START Input

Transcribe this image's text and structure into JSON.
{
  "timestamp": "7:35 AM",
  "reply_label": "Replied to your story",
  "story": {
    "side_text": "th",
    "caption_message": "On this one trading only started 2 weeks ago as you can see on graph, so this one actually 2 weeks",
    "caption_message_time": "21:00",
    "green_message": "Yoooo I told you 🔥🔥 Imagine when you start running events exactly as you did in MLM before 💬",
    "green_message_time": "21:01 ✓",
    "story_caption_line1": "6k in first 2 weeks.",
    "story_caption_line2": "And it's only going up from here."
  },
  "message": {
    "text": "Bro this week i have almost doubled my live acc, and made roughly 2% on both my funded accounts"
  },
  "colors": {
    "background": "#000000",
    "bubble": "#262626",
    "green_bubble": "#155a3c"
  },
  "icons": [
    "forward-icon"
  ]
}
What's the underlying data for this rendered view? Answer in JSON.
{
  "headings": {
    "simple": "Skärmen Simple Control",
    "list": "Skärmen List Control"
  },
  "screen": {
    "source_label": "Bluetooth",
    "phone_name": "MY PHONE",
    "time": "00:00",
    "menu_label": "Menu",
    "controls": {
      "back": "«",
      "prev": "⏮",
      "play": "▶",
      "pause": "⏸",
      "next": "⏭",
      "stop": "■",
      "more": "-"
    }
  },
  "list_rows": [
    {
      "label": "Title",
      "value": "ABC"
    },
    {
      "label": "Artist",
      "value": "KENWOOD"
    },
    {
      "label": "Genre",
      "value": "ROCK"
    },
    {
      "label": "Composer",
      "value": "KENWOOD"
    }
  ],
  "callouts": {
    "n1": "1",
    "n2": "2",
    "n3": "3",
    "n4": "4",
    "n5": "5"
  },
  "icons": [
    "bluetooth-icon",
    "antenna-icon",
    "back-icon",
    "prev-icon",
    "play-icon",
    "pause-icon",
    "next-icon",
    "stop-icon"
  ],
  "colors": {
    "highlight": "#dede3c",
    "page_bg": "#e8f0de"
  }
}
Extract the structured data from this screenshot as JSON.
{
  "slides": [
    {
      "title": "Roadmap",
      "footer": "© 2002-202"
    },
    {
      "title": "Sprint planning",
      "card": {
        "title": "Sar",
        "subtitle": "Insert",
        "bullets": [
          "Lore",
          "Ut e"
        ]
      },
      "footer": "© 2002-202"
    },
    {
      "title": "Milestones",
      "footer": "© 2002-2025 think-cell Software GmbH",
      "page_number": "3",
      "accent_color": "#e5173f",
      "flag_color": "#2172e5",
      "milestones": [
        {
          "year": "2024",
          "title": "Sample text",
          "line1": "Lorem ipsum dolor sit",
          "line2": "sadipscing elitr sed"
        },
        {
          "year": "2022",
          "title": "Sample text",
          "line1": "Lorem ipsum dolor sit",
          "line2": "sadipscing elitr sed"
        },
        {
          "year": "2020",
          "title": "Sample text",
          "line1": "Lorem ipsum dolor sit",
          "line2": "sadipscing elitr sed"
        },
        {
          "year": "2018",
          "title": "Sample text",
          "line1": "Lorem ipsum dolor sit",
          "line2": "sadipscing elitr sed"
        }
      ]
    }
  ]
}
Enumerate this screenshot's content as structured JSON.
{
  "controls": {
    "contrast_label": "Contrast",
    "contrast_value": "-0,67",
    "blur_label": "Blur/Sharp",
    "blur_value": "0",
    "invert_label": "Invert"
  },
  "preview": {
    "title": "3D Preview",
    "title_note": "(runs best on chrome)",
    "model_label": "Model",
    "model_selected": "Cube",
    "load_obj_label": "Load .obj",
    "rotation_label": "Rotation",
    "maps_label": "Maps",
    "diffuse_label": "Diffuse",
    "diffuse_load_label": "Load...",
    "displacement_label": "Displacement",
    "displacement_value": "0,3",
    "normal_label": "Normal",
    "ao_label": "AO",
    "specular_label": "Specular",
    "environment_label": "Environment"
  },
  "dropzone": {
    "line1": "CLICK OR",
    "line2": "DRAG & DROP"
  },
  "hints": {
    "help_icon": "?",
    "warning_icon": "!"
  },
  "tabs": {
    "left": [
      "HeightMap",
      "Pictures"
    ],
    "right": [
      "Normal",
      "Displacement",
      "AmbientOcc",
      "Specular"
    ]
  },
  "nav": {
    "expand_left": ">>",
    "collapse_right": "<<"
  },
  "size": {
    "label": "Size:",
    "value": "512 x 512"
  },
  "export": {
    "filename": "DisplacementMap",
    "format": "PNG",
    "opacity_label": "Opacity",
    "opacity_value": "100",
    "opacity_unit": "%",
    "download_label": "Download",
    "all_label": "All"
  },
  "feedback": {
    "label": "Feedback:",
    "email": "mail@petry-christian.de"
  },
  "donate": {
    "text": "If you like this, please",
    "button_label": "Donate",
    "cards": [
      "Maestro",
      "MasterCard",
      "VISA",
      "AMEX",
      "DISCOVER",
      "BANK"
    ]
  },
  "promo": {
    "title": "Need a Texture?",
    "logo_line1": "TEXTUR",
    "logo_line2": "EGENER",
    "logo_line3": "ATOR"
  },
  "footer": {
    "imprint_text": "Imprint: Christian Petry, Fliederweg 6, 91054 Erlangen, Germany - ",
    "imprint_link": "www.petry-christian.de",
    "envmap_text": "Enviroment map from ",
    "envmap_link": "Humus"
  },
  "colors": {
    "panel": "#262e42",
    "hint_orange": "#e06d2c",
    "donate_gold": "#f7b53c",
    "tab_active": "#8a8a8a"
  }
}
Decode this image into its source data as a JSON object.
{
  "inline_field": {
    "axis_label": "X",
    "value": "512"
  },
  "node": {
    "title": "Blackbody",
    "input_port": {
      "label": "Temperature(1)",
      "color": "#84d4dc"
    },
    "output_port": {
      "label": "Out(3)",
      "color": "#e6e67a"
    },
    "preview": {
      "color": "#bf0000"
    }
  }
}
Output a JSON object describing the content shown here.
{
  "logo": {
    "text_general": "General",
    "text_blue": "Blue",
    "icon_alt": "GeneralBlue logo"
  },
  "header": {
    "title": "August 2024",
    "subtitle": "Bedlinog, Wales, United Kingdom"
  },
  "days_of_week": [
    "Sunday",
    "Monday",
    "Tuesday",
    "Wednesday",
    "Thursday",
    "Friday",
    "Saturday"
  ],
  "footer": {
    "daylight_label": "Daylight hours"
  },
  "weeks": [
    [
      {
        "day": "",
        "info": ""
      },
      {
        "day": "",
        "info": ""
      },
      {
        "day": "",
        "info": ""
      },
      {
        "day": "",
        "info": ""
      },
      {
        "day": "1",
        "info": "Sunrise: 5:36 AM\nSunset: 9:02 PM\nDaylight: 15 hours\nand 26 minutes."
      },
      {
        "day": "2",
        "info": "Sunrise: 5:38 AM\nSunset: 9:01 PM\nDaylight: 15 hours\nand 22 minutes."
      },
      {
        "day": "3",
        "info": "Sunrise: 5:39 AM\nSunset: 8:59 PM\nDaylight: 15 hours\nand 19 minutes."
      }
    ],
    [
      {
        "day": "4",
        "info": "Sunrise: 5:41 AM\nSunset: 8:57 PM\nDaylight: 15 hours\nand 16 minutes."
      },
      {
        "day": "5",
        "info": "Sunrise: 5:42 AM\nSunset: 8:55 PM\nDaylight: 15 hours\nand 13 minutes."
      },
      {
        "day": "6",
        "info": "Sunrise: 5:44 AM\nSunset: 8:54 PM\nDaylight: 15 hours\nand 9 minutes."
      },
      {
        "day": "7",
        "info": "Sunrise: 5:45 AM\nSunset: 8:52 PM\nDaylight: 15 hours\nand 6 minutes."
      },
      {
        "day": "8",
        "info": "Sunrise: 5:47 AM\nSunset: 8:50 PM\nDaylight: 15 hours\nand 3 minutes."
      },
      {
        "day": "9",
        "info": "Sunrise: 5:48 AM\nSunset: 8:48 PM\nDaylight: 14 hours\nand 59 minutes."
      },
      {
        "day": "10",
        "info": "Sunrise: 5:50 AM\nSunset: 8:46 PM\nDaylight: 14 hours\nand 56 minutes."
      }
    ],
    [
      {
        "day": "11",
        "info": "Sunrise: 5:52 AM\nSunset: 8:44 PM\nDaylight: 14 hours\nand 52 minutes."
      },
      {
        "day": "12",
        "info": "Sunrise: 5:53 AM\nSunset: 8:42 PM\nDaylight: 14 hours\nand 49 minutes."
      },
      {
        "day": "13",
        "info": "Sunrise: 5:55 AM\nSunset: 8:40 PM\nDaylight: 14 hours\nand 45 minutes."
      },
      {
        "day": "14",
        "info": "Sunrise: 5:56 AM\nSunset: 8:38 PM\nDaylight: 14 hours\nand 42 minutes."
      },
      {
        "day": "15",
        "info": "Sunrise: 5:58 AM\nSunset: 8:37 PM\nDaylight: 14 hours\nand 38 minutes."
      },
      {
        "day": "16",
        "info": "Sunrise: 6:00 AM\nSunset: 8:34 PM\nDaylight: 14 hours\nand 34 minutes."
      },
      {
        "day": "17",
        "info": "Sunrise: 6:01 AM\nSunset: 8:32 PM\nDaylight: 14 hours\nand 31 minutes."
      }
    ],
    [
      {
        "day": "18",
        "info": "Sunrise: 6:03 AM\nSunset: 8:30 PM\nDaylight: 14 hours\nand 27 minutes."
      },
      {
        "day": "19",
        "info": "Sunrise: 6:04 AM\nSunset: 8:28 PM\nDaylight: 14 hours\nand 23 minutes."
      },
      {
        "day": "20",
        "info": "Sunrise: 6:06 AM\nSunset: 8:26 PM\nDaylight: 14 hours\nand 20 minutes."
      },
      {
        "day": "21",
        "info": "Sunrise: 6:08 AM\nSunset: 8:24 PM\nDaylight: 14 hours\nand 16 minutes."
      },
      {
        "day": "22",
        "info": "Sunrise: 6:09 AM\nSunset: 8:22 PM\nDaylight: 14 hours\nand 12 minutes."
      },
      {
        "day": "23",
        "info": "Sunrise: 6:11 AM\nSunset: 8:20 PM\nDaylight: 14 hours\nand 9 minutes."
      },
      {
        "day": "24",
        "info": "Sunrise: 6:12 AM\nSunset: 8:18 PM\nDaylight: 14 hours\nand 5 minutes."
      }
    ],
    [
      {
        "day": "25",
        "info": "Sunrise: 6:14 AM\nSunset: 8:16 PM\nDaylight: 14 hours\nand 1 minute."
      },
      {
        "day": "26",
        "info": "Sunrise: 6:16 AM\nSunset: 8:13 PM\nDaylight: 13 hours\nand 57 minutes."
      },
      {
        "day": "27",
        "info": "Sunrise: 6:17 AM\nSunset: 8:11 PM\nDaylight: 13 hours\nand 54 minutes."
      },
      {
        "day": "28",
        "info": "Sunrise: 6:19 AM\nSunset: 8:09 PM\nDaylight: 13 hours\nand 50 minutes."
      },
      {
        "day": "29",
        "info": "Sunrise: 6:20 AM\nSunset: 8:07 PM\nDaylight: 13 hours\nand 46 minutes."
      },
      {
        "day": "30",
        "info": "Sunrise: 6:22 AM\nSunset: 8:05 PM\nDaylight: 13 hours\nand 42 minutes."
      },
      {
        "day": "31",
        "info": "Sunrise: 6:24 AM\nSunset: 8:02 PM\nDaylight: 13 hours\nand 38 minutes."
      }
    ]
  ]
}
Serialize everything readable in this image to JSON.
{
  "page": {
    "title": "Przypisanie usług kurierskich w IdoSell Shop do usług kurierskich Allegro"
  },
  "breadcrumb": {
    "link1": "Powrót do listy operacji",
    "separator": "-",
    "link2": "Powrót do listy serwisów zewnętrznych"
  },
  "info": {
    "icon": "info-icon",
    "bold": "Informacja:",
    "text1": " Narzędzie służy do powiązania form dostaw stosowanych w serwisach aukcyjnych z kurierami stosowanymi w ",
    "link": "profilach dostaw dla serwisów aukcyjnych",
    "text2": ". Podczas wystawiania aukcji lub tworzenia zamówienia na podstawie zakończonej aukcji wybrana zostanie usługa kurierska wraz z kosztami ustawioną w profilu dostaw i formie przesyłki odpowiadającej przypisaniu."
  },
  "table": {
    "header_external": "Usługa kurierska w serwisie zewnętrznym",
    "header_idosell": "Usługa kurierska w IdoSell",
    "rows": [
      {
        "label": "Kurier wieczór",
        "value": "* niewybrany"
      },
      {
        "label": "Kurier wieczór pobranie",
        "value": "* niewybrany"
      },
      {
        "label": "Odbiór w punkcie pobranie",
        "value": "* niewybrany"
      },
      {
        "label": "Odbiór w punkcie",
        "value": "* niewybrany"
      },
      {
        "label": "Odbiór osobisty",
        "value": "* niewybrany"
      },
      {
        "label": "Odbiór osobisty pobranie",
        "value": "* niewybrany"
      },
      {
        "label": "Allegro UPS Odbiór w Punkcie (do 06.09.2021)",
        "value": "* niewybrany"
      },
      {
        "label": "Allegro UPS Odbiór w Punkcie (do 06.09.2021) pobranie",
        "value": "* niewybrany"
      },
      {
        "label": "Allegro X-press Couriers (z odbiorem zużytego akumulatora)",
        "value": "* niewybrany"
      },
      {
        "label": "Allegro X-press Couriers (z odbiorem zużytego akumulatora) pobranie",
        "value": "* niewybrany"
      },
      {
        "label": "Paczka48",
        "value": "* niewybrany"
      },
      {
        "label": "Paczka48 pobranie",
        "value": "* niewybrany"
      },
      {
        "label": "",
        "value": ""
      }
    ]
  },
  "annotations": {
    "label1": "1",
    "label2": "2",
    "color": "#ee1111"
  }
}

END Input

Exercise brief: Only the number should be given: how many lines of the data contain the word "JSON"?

Written solution: 7